Open in Advanced Spectrum Viewer
spectrum

Spectral properties

Correction Factor (260 nm)0.911
Correction Factor (280 nm)0.777
Excitation (nm)346
Emission (nm)617

Product family


NameExcitation (nm)Emission (nm)Correction Factor (260 nm)Correction Factor (280 nm)
trFluor™ Tb maleimide3335440.9420.797
trFluor™ Eu DBCO3466170.9110.777

Citations


View all 1 citations: Citation Explorer

References

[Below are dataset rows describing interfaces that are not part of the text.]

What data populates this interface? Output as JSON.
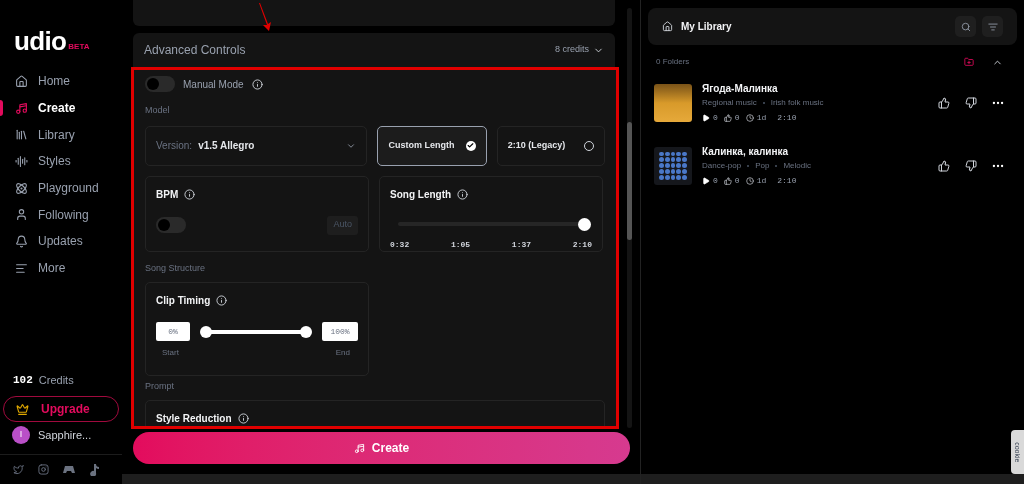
{
  "sidebar": {
    "logo": {
      "text": "udio",
      "badge": "BETA"
    },
    "nav": [
      {
        "label": "Home",
        "selected": false
      },
      {
        "label": "Create",
        "selected": true
      },
      {
        "label": "Library",
        "selected": false
      },
      {
        "label": "Styles",
        "selected": false
      },
      {
        "label": "Playground",
        "selected": false
      },
      {
        "label": "Following",
        "selected": false
      },
      {
        "label": "Updates",
        "selected": false
      },
      {
        "label": "More",
        "selected": false
      }
    ],
    "credits": {
      "count": "102",
      "label": "Credits"
    },
    "upgrade": "Upgrade",
    "user": {
      "initial": "I",
      "name": "Sapphire..."
    }
  },
  "advanced": {
    "title": "Advanced Controls",
    "cost": "8 credits",
    "manual_mode": {
      "label": "Manual Mode",
      "on": false
    },
    "model_label": "Model",
    "version": {
      "label": "Version:",
      "value": "v1.5 Allegro"
    },
    "length_options": [
      {
        "label": "Custom Length",
        "selected": true
      },
      {
        "label": "2:10 (Legacy)",
        "selected": false
      }
    ],
    "bpm": {
      "title": "BPM",
      "on": false,
      "button": "Auto"
    },
    "song_length": {
      "title": "Song Length",
      "level": 1,
      "ticks": [
        "0:32",
        "1:05",
        "1:37",
        "2:10"
      ]
    },
    "structure_label": "Song Structure",
    "clip_timing": {
      "title": "Clip Timing",
      "start_value": "0%",
      "end_value": "100%",
      "start_label": "Start",
      "end_label": "End",
      "start_thumb": {
        "level": 0
      },
      "end_thumb": {
        "level": 1
      }
    },
    "prompt_label": "Prompt",
    "style_reduction": {
      "title": "Style Reduction"
    }
  },
  "create_button": "Create",
  "library": {
    "title": "My Library",
    "folders": "0 Folders",
    "songs": [
      {
        "title": "Ягода-Малинка",
        "tags": [
          "Regional music",
          "Irish folk music"
        ],
        "plays": "0",
        "likes": "0",
        "age": "1d",
        "duration": "2:10"
      },
      {
        "title": "Калинка, калинка",
        "tags": [
          "Dance-pop",
          "Pop",
          "Melodic"
        ],
        "plays": "0",
        "likes": "0",
        "age": "1d",
        "duration": "2:10"
      }
    ]
  },
  "cookie_tab": "cookie"
}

View all 61 references: Citation Explorer
Development of a time-resolved fluorescence resonance energy transfer assay for cyclin-dependent kinase 4 and identification of its ATP-noncompetitive inhibitors
Authors: Lo MC, Ngo R, Dai K, Li C, Liang L, Lee J, Emkey R, Eksterowicz J, Ventura M, Young SW, Xiao SH.
Journal: Anal Biochem (2012): 368
Time-Resolved Fluorescence Resonance Energy Transfer as a Versatile Tool in the Development of Homogeneous Cellular Kinase Assays
Authors: Saville L, Spais C, Mason JL, Albom MS, Murthy S, Meyer SL, Ator MA, Angeles TS, Husten J.
Journal: Assay Drug Dev Technol. (2012)
Oligomerization of the serotonin(1A) receptor in live cells: a time-resolved fluorescence anisotropy approach
Authors: Paila YD, Kombrabail M, Krishnamoorthy G, Chattopadhyay A.
Journal: J Phys Chem B (2011): 11439
A homogeneous single-label time-resolved fluorescence cAMP assay
Authors: Martikkala E, Rozw and owicz-Jansen A, Hanninen P, Petaja-Repo U, Harma H.
Journal: J Biomol Screen (2011): 356
Time-resolved fluorescence resonance energy transfer (TR-FRET) to analyze the disruption of EGFR/HER2 dimers: a new method to evaluate the efficiency of targeted therapy using monoclonal antibodies
Authors: Gaborit N, Larbouret C, Vallaghe J, Peyrusson F, Bascoul-Mollevi C, Crapez E, Azria D, Chardes T, Poul MA, Mathis G, Bazin H, Pelegrin A.
Journal: J Biol Chem (2011): 11337
Homogeneous time-resolved fluorescence-based assay to screen for ligands targeting the growth hormone secretagogue receptor type 1a
Authors: Leyris JP, Roux T, Trinquet E, Verdie P, Fehrentz JA, Oueslati N, Douzon S, Bourrier E, Lamarque L, Gagne D, Galleyr and JC, M'Kadmi C, Martinez J, Mary S, Baneres JL, Marie J.
Journal: Anal Biochem (2011): 253
A time-resolved fluorescence-resonance energy transfer assay for identifying inhibitors of hepatitis C virus core dimerization
Authors: Kota S, Scampavia L, Spicer T, Beeler AB, Takahashi V, Snyder JK, Porco JA, Hodder P, Strosberg AD.
Journal: Assay Drug Dev Technol (2010): 96
Time-resolved FRET fluorescence spectroscopy of visible fluorescent protein pairs
Authors: Visser AJ, Laptenok SP, Visser NV, van Hoek A, Birch DJ, Brochon JC, Borst JW.
Journal: Eur Biophys J (2010): 241
Steady-state and time-resolved fluorescence quenching with transition metal ions as short-distance probes for protein conformation
Authors: Posokhov YO, Kyrychenko A, Ladokhin AS.
Journal: Anal Biochem (2010): 284
Ligand regulation of the quaternary organization of cell surface M3 muscarinic acetylcholine receptors analyzed by fluorescence resonance energy transfer (FRET) imaging and homogeneous time-resolved FRET
Authors: Alvarez-Curto E, Ward RJ, Pediani JD, Milligan G.
Journal: J Biol Chem (2010): 23318